How Do You Clean A Wetsuit?
A wetsuit needs to be cleaned after every snorkeling session. You can do this with tap water. Once in a while, especially if your suits starts to show some marks or starts to smell, an additional neoprene soap should be added to the water.
- Open the zipper of your wetsuit (if it has one)
- Wash your wetsuit with tap water. You can use a shower or you can fill a tub/bucket with water. Rinse your wetsuit so it gets rid of all the sand and salt from the ocean.
- Turn your wetsuit inside out and repeat the process. Make sure to massage your suit gently in case you prefer to clean it in a bucket of water.
- Make sure that the zipper is cleaned as well. With a shower that’s pretty simple, in a bucket you need to use your hands so the water reaches the area.
- After rinsing, close the zipper and leave your wetsuit to dry (still inside out) by using a plastic coat hanger (fold it halfway).
- Once the inside has dried, put your wetsuit back in it’s original shape (so not inside out anymore) and now leave the outside to dry as well.

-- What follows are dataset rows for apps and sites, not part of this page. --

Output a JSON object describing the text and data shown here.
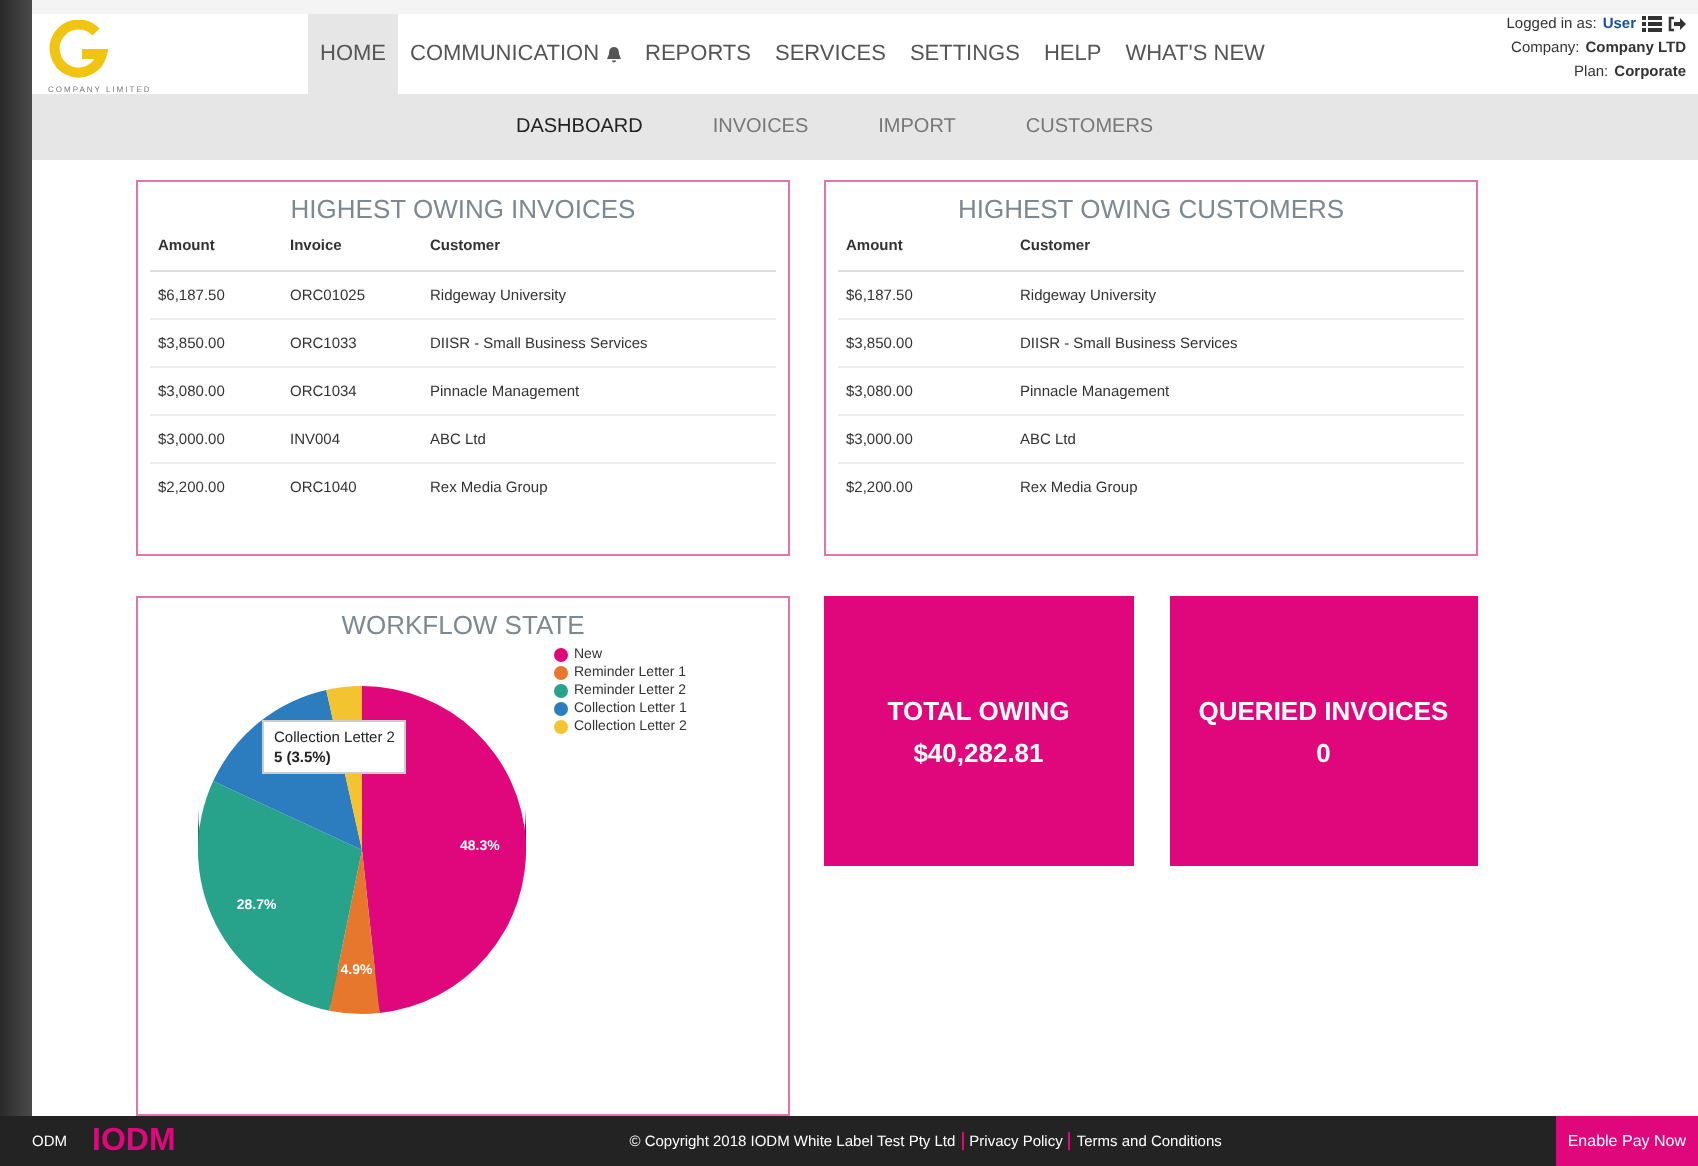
{
  "logo": {
    "caption": "COMPANY LIMITED"
  },
  "nav": [
    {
      "label": "HOME",
      "selected": true,
      "bell": false
    },
    {
      "label": "COMMUNICATION",
      "selected": false,
      "bell": true
    },
    {
      "label": "REPORTS",
      "selected": false,
      "bell": false
    },
    {
      "label": "SERVICES",
      "selected": false,
      "bell": false
    },
    {
      "label": "SETTINGS",
      "selected": false,
      "bell": false
    },
    {
      "label": "HELP",
      "selected": false,
      "bell": false
    },
    {
      "label": "WHAT'S NEW",
      "selected": false,
      "bell": false
    }
  ],
  "account": {
    "logged_in_label": "Logged in as:",
    "user": "User",
    "company_label": "Company:",
    "company": "Company LTD",
    "plan_label": "Plan:",
    "plan": "Corporate"
  },
  "subnav": [
    {
      "label": "DASHBOARD",
      "selected": true
    },
    {
      "label": "INVOICES",
      "selected": false
    },
    {
      "label": "IMPORT",
      "selected": false
    },
    {
      "label": "CUSTOMERS",
      "selected": false
    }
  ],
  "invoices": {
    "title": "HIGHEST OWING INVOICES",
    "columns": [
      "Amount",
      "Invoice",
      "Customer"
    ],
    "rows": [
      [
        "$6,187.50",
        "ORC01025",
        "Ridgeway University"
      ],
      [
        "$3,850.00",
        "ORC1033",
        "DIISR - Small Business Services"
      ],
      [
        "$3,080.00",
        "ORC1034",
        "Pinnacle Management"
      ],
      [
        "$3,000.00",
        "INV004",
        "ABC Ltd"
      ],
      [
        "$2,200.00",
        "ORC1040",
        "Rex Media Group"
      ]
    ]
  },
  "customers": {
    "title": "HIGHEST OWING CUSTOMERS",
    "columns": [
      "Amount",
      "Customer"
    ],
    "rows": [
      [
        "$6,187.50",
        "Ridgeway University"
      ],
      [
        "$3,850.00",
        "DIISR - Small Business Services"
      ],
      [
        "$3,080.00",
        "Pinnacle Management"
      ],
      [
        "$3,000.00",
        "ABC Ltd"
      ],
      [
        "$2,200.00",
        "Rex Media Group"
      ]
    ]
  },
  "workflow": {
    "title": "WORKFLOW STATE",
    "chart_data": {
      "type": "pie",
      "categories": [
        "New",
        "Reminder Letter 1",
        "Reminder Letter 2",
        "Collection Letter 1",
        "Collection Letter 2"
      ],
      "series": [
        {
          "values": [
            48.3,
            4.9,
            28.7,
            14.6,
            3.5
          ],
          "colors": [
            "#e0077d",
            "#e8772e",
            "#26a38a",
            "#2b7dc0",
            "#f4c430"
          ]
        }
      ],
      "legend": "right",
      "value_labels": [
        "48.3%",
        "4.9%",
        "28.7%",
        null,
        null
      ]
    },
    "tooltip": {
      "title": "Collection Letter 2",
      "value": "5 (3.5%)"
    }
  },
  "tiles": [
    {
      "label": "TOTAL OWING",
      "value": "$40,282.81"
    },
    {
      "label": "QUERIED INVOICES",
      "value": "0"
    }
  ],
  "footer": {
    "cut_brand": "ODM",
    "brand": "IODM",
    "copyright": "© Copyright 2018 IODM White Label Test Pty Ltd",
    "links": [
      "Privacy Policy",
      "Terms and Conditions"
    ],
    "button": "Enable Pay Now"
  }
}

It’s not necessary to use soap. However, once in a while it’ strongly recommended to clean your wetsuit more thoroughly. When you start to notice marks or strange smells, consider to grab a bottle of wetsuit cleaner. Grab a bucket (or use a bathtub) and fill it with water. Add the cleaner according to the manufacturer’s instructions. There should be instructions on how long you need to soak your wetsuit, but on average that’s about 15-30 minutes. Finally you clean your wetsuit like I explained before.
If you’re curious, I have a separate article about cleaning snorkel gear where I explain how to clean masks, snorkels and fins.
So How About Rash Guards?
Rash guards look pretty similar to wetsuits. However, they’re thinner and often made of nylon and spandex. They’re not really meant to keep you warm (even though they do so to a certain extent). People use them in warm water in order to protect their skin from UV rays, stings, scratches and sometimes even for safety (by getting a bright neon color). Furthermore, rash guards are usually cheaper than wetsuits. In my personal opinion they’re more comfortable to wear and easier to put on because of their stretching abilities. I wrote a separate review about snorkel rash guards for anyone interested.
Links To Stuff
For anyone interested in learning more about the products I mentioned in my article, here are a few helpful links (they all refer to Amazon with possible discounts):
The O’Neill wetsuits I showed you above are all listed here. They’re available for men and women in different color combinations. One thing I like about O’Neill is that they often have some of the best discounts.
The kids collection can be found here. Many colors and designs to choose from.
Wetsuit cleaner/shampoo is available by a variety of brands. You can find them all from this link.